* [What to work on]: Write out every entry exactly as it appears, omitting the pictures.

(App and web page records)
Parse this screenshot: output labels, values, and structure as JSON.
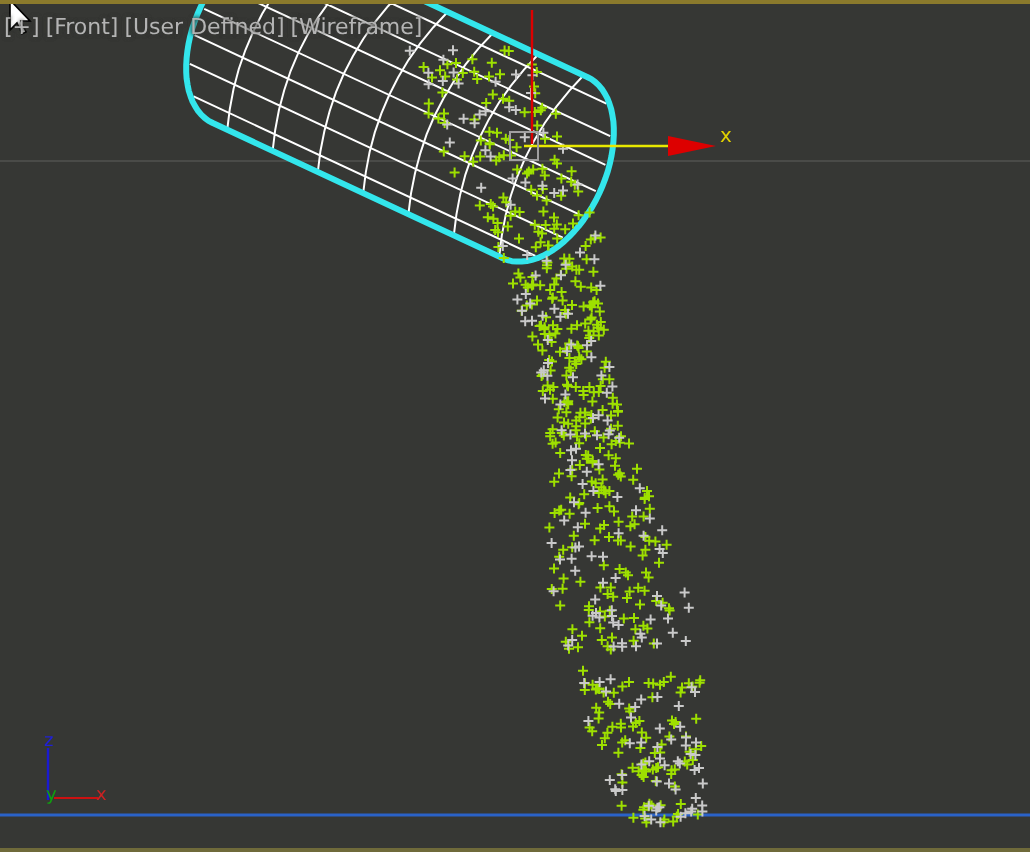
{
  "viewport": {
    "labels": [
      {
        "text": "[+]"
      },
      {
        "text": "[Front]"
      },
      {
        "text": "[User Defined]"
      },
      {
        "text": "[Wireframe]"
      }
    ],
    "gizmo_axis": "x",
    "axis_triad": {
      "z": "z",
      "y": "y",
      "x": "x"
    }
  }
}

* [Reply to the task]:
Parse this screenshot: output labels, values, and structure as JSON.
{
  "viewport": {
    "labels": [
      {
        "text": "[+]"
      },
      {
        "text": "[Front]"
      },
      {
        "text": "[User Defined]"
      },
      {
        "text": "[Wireframe]"
      }
    ],
    "gizmo_axis": "x",
    "axis_triad": {
      "z": "z",
      "y": "y",
      "x": "x"
    }
  }
}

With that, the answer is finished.